- **Problem requirements**
Return every line from the records below in which the word "true" is found.

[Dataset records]
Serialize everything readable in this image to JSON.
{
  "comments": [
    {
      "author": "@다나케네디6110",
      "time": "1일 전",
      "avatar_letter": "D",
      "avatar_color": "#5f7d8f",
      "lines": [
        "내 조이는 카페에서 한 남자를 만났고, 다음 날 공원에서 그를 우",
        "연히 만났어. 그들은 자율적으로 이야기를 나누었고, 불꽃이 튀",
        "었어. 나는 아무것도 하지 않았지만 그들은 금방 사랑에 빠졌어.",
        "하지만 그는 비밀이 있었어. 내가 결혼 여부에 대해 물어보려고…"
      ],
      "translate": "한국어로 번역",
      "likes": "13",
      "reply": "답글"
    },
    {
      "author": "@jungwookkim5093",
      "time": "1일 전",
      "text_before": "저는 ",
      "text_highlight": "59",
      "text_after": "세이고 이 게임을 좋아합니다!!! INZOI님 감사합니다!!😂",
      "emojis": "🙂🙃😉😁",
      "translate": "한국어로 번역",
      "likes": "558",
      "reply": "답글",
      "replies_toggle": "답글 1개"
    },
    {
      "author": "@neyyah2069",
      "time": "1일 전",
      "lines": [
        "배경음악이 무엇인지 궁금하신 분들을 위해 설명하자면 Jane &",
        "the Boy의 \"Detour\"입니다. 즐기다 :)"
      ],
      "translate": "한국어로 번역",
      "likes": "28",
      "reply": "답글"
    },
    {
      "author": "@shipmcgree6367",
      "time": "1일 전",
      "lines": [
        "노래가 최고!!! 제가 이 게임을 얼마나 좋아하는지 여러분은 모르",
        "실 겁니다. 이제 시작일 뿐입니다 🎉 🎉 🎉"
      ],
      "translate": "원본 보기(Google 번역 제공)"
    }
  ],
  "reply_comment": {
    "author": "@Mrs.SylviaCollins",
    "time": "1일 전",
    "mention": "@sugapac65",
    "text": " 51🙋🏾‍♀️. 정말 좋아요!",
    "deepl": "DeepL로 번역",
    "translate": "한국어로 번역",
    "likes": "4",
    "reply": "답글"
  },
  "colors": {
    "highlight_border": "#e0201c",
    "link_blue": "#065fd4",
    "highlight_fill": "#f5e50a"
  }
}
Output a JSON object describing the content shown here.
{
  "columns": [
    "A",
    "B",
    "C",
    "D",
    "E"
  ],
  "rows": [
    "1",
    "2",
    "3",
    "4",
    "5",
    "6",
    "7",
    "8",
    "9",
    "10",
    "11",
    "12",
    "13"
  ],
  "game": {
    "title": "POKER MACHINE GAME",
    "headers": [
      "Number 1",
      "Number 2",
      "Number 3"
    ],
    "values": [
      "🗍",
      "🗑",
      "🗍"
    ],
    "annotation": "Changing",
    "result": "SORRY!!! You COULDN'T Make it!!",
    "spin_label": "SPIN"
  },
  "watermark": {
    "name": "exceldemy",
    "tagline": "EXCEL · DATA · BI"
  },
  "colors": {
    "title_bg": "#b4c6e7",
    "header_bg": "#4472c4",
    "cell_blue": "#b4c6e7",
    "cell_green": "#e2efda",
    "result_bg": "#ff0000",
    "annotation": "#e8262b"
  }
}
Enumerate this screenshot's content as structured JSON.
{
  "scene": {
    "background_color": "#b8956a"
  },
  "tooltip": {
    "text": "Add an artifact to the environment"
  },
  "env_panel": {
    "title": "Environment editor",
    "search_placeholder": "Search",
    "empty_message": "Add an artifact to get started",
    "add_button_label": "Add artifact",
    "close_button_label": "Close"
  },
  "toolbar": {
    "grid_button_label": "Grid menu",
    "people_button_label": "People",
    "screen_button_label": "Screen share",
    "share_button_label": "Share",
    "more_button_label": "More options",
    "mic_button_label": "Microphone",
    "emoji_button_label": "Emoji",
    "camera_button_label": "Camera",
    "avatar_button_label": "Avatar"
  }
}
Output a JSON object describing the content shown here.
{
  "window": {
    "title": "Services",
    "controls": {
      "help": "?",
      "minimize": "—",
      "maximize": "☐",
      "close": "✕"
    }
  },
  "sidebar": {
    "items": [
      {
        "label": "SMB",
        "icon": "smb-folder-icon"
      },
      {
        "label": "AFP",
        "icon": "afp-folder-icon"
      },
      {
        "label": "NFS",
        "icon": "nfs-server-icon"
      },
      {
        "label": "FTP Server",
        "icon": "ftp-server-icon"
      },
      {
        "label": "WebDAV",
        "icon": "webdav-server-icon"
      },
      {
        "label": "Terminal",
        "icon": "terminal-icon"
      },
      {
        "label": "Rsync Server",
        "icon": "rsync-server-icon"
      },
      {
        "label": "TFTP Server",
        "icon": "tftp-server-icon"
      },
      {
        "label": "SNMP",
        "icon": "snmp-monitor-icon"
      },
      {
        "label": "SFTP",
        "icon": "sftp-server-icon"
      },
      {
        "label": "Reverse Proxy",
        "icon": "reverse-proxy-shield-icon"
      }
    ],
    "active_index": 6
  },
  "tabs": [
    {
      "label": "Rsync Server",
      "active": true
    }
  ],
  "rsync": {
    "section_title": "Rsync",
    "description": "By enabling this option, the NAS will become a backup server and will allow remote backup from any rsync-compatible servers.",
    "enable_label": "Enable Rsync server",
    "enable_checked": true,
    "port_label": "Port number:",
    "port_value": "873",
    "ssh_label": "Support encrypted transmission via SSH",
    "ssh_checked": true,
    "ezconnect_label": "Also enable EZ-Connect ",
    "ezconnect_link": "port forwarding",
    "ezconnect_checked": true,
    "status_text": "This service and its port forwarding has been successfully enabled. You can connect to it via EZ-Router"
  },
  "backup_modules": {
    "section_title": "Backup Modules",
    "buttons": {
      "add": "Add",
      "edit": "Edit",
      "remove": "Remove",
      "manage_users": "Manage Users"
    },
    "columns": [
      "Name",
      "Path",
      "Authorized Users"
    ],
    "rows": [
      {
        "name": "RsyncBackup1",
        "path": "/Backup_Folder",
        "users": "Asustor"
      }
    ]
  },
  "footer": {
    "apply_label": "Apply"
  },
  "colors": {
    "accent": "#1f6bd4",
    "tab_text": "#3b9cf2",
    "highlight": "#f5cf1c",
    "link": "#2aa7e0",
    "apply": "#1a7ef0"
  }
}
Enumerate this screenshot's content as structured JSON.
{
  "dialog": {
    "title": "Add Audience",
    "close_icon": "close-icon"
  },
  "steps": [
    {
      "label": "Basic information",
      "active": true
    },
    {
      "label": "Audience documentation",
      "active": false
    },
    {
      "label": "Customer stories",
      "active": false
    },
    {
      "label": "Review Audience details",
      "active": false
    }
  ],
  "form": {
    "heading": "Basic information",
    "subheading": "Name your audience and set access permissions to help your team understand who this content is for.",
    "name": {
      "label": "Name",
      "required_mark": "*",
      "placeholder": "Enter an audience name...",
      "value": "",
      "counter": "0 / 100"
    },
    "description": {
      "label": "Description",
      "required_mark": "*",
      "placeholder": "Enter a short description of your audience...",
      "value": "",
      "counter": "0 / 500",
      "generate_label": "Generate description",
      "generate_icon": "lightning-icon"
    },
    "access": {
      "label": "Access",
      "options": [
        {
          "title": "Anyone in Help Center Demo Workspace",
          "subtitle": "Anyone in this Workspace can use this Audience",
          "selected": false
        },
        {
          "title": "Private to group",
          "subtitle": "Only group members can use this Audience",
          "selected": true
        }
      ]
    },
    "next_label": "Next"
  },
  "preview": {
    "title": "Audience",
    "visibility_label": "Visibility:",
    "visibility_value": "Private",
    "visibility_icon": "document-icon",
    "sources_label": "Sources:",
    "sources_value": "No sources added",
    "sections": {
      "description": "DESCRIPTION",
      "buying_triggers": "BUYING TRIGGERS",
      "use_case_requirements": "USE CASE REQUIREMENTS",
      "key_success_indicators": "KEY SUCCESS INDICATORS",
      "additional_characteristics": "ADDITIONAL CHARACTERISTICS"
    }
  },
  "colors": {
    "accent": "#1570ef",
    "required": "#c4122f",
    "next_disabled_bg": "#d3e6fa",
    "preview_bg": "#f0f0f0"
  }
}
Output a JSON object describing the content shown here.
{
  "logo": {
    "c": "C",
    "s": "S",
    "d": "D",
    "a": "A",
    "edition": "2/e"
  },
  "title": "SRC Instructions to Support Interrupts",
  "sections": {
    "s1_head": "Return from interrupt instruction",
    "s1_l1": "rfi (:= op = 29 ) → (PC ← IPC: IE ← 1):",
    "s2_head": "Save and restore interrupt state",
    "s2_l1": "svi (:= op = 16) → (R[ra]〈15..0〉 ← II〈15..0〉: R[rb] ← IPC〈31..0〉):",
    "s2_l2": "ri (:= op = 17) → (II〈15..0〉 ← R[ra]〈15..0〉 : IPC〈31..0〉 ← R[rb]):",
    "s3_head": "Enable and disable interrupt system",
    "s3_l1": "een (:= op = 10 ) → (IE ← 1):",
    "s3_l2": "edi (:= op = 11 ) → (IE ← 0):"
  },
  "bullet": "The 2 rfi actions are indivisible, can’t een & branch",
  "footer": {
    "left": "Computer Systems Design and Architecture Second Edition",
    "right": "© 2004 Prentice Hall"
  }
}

- **Result**
      "active": true
    "enable_checked": true,
    "ssh_checked": true,
    "ezconnect_checked": true,
      "active": true
          "selected": true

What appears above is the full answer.